1. First, forget about the teaching part. Teaching implies that you have a modicum of control over what people are learning. Nice as that sounds, it’s simply not true. Individuals learn or don’t learn. It’s really up to them.
2. Pay attention to the whole person, and multiply by the number of students in your class. They are: (grand)parents, sons, daughters, workers, travelers, artists, builders, athletes, collectors and teachers. They have amazing stories to tell. They honour you by being present.
3. Put yourself last. In other words, it’s about them not you. Their needs, their experience, their enjoyment, their comfort, trust, connection.
4. Stimulate curiosity and pique peoples’ interest. People value knowledge and skills that help them solve a problem or make some part of their lives easier or better. People also get engaged when they have a chance to examine and challenge their own or others’ assumptions, knowledge, values, ideas and beliefs. That includes your assumptions, knowledge, values, ideas or beliefs.
5. Make it fun. Children learn by playing, experimenting, risking and testing limits. So do adults.
6. Inspire further learning. It’s axiomatic that “the more we learn, the more we realize how little we know” (to paraphrase Socrates). In other words, it’s not so much the content that you cover in a class or workshop, it’s the gift of inspiring even one person to want to learn and practice more. Learning isn’t a single event – it’s a continuous process – so the goal is to initiate or inspire a continuation of that process.

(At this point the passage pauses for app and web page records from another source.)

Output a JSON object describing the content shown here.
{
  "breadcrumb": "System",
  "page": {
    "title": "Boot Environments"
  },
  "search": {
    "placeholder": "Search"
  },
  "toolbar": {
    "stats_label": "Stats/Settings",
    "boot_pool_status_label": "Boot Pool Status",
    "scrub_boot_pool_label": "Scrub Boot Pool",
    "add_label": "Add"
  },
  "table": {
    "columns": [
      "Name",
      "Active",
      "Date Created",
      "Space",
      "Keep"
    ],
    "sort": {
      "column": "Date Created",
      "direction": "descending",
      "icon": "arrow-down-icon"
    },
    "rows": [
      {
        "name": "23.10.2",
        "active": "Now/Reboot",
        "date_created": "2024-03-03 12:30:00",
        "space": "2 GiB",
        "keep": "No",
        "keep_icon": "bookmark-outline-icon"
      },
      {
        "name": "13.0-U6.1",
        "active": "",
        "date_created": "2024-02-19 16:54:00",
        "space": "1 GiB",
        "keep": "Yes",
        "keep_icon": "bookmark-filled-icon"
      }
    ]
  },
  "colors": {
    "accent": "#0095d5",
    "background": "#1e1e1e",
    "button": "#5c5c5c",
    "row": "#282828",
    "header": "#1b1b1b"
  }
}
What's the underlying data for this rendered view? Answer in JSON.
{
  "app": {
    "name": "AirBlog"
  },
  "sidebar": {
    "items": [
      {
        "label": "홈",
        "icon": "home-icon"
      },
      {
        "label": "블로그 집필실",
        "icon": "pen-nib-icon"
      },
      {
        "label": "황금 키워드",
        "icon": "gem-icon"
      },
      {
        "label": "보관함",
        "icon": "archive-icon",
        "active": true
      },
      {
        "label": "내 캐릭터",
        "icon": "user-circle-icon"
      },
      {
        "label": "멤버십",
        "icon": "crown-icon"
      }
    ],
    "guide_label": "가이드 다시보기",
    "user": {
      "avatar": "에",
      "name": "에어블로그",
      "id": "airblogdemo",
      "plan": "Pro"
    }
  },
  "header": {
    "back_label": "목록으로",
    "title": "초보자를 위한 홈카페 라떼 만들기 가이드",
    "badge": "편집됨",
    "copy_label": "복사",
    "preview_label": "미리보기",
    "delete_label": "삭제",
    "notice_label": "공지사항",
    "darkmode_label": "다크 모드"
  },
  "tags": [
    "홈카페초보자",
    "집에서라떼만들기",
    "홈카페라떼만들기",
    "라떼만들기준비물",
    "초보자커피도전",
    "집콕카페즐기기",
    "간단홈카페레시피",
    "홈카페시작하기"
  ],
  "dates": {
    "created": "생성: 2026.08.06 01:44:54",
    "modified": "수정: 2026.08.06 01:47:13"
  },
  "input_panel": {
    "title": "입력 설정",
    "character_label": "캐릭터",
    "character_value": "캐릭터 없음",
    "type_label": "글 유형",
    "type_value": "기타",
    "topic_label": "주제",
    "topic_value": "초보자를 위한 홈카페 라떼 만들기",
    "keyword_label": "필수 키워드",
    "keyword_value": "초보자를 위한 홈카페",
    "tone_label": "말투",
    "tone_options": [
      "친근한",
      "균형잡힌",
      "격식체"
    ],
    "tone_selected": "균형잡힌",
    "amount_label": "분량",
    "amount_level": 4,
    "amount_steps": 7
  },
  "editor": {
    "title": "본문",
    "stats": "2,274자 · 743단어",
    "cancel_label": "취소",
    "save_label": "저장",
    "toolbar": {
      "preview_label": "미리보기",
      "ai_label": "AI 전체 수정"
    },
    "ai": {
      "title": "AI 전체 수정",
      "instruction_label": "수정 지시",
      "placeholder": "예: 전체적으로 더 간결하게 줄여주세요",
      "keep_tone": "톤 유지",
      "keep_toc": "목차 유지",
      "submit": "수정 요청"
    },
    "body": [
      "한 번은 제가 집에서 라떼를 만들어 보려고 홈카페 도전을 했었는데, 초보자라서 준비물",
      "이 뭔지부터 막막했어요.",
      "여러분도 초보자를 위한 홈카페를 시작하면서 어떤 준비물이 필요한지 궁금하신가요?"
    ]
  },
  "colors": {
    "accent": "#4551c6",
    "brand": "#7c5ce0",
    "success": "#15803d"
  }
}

7. And last but not least: don’t take it personally. Not everyone is in the right place at the right time for the right reasons. Learner autonomy means just that –and sometimes learning takes time to germinate. A long time. I guess that’s called wisdom?